Aim of the task
Every entry must come back exactly as it was written.

Supplied material
---

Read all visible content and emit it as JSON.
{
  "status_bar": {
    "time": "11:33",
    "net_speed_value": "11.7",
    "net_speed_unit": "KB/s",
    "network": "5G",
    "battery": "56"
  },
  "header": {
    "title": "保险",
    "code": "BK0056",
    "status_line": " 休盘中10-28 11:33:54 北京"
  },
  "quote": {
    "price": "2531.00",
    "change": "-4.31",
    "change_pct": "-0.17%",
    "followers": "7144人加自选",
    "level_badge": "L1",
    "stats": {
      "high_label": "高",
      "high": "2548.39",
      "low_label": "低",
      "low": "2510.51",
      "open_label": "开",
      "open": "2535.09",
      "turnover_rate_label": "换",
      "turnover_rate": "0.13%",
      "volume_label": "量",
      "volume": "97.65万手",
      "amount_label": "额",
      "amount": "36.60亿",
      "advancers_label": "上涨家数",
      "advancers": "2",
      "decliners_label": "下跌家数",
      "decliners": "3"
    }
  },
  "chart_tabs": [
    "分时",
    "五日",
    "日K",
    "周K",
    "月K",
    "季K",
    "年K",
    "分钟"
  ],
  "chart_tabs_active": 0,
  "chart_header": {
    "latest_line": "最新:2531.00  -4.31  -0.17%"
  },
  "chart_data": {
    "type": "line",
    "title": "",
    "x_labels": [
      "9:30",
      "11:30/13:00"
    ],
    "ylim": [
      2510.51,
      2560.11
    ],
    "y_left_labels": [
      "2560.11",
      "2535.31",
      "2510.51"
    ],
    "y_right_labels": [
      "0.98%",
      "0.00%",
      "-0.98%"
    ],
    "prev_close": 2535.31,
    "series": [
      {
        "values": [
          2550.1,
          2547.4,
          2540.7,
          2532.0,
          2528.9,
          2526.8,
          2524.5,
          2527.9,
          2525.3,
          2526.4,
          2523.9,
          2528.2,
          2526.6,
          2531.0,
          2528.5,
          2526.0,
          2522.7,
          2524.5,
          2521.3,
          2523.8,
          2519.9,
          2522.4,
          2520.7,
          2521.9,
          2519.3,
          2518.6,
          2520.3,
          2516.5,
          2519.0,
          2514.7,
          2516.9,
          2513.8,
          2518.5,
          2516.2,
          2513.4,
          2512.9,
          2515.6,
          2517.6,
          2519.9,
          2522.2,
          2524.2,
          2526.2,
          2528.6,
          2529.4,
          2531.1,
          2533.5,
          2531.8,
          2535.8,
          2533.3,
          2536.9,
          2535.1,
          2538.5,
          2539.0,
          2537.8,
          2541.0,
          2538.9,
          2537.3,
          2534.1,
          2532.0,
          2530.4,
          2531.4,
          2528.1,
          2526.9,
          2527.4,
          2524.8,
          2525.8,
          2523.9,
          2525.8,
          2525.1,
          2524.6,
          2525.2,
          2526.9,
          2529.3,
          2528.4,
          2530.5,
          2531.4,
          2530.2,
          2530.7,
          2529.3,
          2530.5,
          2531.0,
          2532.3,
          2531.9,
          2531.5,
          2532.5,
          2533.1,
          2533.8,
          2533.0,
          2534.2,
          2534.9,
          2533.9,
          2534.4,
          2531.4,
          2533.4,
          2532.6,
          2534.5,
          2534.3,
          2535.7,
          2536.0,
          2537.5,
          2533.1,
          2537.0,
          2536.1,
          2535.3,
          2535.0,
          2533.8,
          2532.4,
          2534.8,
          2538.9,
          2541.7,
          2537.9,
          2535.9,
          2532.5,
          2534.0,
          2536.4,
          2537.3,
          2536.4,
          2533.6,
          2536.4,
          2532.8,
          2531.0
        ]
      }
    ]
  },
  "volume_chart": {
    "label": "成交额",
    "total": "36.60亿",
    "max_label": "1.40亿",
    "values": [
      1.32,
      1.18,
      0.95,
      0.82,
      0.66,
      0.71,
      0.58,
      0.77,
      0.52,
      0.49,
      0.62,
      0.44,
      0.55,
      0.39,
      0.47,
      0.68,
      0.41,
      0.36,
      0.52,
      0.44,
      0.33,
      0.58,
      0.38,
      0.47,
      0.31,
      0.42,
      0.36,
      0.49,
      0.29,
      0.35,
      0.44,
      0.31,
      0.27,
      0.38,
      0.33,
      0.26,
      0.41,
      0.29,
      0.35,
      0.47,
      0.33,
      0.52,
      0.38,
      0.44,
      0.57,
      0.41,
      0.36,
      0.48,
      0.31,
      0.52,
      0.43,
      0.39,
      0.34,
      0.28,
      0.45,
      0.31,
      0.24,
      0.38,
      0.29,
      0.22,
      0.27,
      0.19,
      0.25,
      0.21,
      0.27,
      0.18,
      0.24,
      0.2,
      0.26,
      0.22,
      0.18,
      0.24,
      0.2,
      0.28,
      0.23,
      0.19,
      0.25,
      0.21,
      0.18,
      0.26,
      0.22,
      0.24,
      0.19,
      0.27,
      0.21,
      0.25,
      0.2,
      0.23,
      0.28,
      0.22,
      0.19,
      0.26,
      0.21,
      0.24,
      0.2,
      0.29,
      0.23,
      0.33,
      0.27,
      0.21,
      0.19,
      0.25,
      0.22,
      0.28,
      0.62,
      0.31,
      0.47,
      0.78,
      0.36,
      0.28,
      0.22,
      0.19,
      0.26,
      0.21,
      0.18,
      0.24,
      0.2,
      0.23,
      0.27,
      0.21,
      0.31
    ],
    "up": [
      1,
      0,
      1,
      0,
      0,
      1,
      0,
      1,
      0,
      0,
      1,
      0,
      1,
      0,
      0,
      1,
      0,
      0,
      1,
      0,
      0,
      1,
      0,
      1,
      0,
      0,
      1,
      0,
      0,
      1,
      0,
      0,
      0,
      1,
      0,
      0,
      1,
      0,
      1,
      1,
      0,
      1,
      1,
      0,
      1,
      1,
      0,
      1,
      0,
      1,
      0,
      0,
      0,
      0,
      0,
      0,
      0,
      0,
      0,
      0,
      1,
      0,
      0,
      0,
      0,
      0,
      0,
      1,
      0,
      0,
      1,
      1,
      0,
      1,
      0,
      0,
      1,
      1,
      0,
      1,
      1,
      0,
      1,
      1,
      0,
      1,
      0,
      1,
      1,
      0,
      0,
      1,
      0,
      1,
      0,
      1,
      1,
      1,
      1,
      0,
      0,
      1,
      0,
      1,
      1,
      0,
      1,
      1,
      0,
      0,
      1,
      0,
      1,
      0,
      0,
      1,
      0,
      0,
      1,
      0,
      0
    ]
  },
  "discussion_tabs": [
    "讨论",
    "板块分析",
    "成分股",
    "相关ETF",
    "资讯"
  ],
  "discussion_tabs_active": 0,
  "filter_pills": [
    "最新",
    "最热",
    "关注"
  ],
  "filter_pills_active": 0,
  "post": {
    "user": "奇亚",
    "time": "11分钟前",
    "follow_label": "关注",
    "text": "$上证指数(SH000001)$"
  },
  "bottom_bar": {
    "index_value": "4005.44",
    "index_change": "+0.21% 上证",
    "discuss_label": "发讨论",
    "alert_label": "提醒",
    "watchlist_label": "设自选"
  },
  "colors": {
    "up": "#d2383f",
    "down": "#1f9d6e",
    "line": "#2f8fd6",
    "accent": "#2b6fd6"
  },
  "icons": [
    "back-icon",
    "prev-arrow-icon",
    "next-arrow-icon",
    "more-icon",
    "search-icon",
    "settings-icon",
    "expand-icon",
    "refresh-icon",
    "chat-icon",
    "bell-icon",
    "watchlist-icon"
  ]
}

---

Completed exercise
Read all visible content and emit it as JSON.
{
  "status_bar": {
    "time": "11:33",
    "net_speed_value": "11.7",
    "net_speed_unit": "KB/s",
    "network": "5G",
    "battery": "56"
  },
  "header": {
    "title": "保险",
    "code": "BK0056",
    "status_line": " 休盘中10-28 11:33:54 北京"
  },
  "quote": {
    "price": "2531.00",
    "change": "-4.31",
    "change_pct": "-0.17%",
    "followers": "7144人加自选",
    "level_badge": "L1",
    "stats": {
      "high_label": "高",
      "high": "2548.39",
      "low_label": "低",
      "low": "2510.51",
      "open_label": "开",
      "open": "2535.09",
      "turnover_rate_label": "换",
      "turnover_rate": "0.13%",
      "volume_label": "量",
      "volume": "97.65万手",
      "amount_label": "额",
      "amount": "36.60亿",
      "advancers_label": "上涨家数",
      "advancers": "2",
      "decliners_label": "下跌家数",
      "decliners": "3"
    }
  },
  "chart_tabs": [
    "分时",
    "五日",
    "日K",
    "周K",
    "月K",
    "季K",
    "年K",
    "分钟"
  ],
  "chart_tabs_active": 0,
  "chart_header": {
    "latest_line": "最新:2531.00  -4.31  -0.17%"
  },
  "chart_data": {
    "type": "line",
    "title": "",
    "x_labels": [
      "9:30",
      "11:30/13:00"
    ],
    "ylim": [
      2510.51,
      2560.11
    ],
    "y_left_labels": [
      "2560.11",
      "2535.31",
      "2510.51"
    ],
    "y_right_labels": [
      "0.98%",
      "0.00%",
      "-0.98%"
    ],
    "prev_close": 2535.31,
    "series": [
      {
        "values": [
          2550.1,
          2547.4,
          2540.7,
          2532.0,
          2528.9,
          2526.8,
          2524.5,
          2527.9,
          2525.3,
          2526.4,
          2523.9,
          2528.2,
          2526.6,
          2531.0,
          2528.5,
          2526.0,
          2522.7,
          2524.5,
          2521.3,
          2523.8,
          2519.9,
          2522.4,
          2520.7,
          2521.9,
          2519.3,
          2518.6,
          2520.3,
          2516.5,
          2519.0,
          2514.7,
          2516.9,
          2513.8,
          2518.5,
          2516.2,
          2513.4,
          2512.9,
          2515.6,
          2517.6,
          2519.9,
          2522.2,
          2524.2,
          2526.2,
          2528.6,
          2529.4,
          2531.1,
          2533.5,
          2531.8,
          2535.8,
          2533.3,
          2536.9,
          2535.1,
          2538.5,
          2539.0,
          2537.8,
          2541.0,
          2538.9,
          2537.3,
          2534.1,
          2532.0,
          2530.4,
          2531.4,
          2528.1,
          2526.9,
          2527.4,
          2524.8,
          2525.8,
          2523.9,
          2525.8,
          2525.1,
          2524.6,
          2525.2,
          2526.9,
          2529.3,
          2528.4,
          2530.5,
          2531.4,
          2530.2,
          2530.7,
          2529.3,
          2530.5,
          2531.0,
          2532.3,
          2531.9,
          2531.5,
          2532.5,
          2533.1,
          2533.8,
          2533.0,
          2534.2,
          2534.9,
          2533.9,
          2534.4,
          2531.4,
          2533.4,
          2532.6,
          2534.5,
          2534.3,
          2535.7,
          2536.0,
          2537.5,
          2533.1,
          2537.0,
          2536.1,
          2535.3,
          2535.0,
          2533.8,
          2532.4,
          2534.8,
          2538.9,
          2541.7,
          2537.9,
          2535.9,
          2532.5,
          2534.0,
          2536.4,
          2537.3,
          2536.4,
          2533.6,
          2536.4,
          2532.8,
          2531.0
        ]
      }
    ]
  },
  "volume_chart": {
    "label": "成交额",
    "total": "36.60亿",
    "max_label": "1.40亿",
    "values": [
      1.32,
      1.18,
      0.95,
      0.82,
      0.66,
      0.71,
      0.58,
      0.77,
      0.52,
      0.49,
      0.62,
      0.44,
      0.55,
      0.39,
      0.47,
      0.68,
      0.41,
      0.36,
      0.52,
      0.44,
      0.33,
      0.58,
      0.38,
      0.47,
      0.31,
      0.42,
      0.36,
      0.49,
      0.29,
      0.35,
      0.44,
      0.31,
      0.27,
      0.38,
      0.33,
      0.26,
      0.41,
      0.29,
      0.35,
      0.47,
      0.33,
      0.52,
      0.38,
      0.44,
      0.57,
      0.41,
      0.36,
      0.48,
      0.31,
      0.52,
      0.43,
      0.39,
      0.34,
      0.28,
      0.45,
      0.31,
      0.24,
      0.38,
      0.29,
      0.22,
      0.27,
      0.19,
      0.25,
      0.21,
      0.27,
      0.18,
      0.24,
      0.2,
      0.26,
      0.22,
      0.18,
      0.24,
      0.2,
      0.28,
      0.23,
      0.19,
      0.25,
      0.21,
      0.18,
      0.26,
      0.22,
      0.24,
      0.19,
      0.27,
      0.21,
      0.25,
      0.2,
      0.23,
      0.28,
      0.22,
      0.19,
      0.26,
      0.21,
      0.24,
      0.2,
      0.29,
      0.23,
      0.33,
      0.27,
      0.21,
      0.19,
      0.25,
      0.22,
      0.28,
      0.62,
      0.31,
      0.47,
      0.78,
      0.36,
      0.28,
      0.22,
      0.19,
      0.26,
      0.21,
      0.18,
      0.24,
      0.2,
      0.23,
      0.27,
      0.21,
      0.31
    ],
    "up": [
      1,
      0,
      1,
      0,
      0,
      1,
      0,
      1,
      0,
      0,
      1,
      0,
      1,
      0,
      0,
      1,
      0,
      0,
      1,
      0,
      0,
      1,
      0,
      1,
      0,
      0,
      1,
      0,
      0,
      1,
      0,
      0,
      0,
      1,
      0,
      0,
      1,
      0,
      1,
      1,
      0,
      1,
      1,
      0,
      1,
      1,
      0,
      1,
      0,
      1,
      0,
      0,
      0,
      0,
      0,
      0,
      0,
      0,
      0,
      0,
      1,
      0,
      0,
      0,
      0,
      0,
      0,
      1,
      0,
      0,
      1,
      1,
      0,
      1,
      0,
      0,
      1,
      1,
      0,
      1,
      1,
      0,
      1,
      1,
      0,
      1,
      0,
      1,
      1,
      0,
      0,
      1,
      0,
      1,
      0,
      1,
      1,
      1,
      1,
      0,
      0,
      1,
      0,
      1,
      1,
      0,
      1,
      1,
      0,
      0,
      1,
      0,
      1,
      0,
      0,
      1,
      0,
      0,
      1,
      0,
      0
    ]
  },
  "discussion_tabs": [
    "讨论",
    "板块分析",
    "成分股",
    "相关ETF",
    "资讯"
  ],
  "discussion_tabs_active": 0,
  "filter_pills": [
    "最新",
    "最热",
    "关注"
  ],
  "filter_pills_active": 0,
  "post": {
    "user": "奇亚",
    "time": "11分钟前",
    "follow_label": "关注",
    "text": "$上证指数(SH000001)$"
  },
  "bottom_bar": {
    "index_value": "4005.44",
    "index_change": "+0.21% 上证",
    "discuss_label": "发讨论",
    "alert_label": "提醒",
    "watchlist_label": "设自选"
  },
  "colors": {
    "up": "#d2383f",
    "down": "#1f9d6e",
    "line": "#2f8fd6",
    "accent": "#2b6fd6"
  },
  "icons": [
    "back-icon",
    "prev-arrow-icon",
    "next-arrow-icon",
    "more-icon",
    "search-icon",
    "settings-icon",
    "expand-icon",
    "refresh-icon",
    "chat-icon",
    "bell-icon",
    "watchlist-icon"
  ]
}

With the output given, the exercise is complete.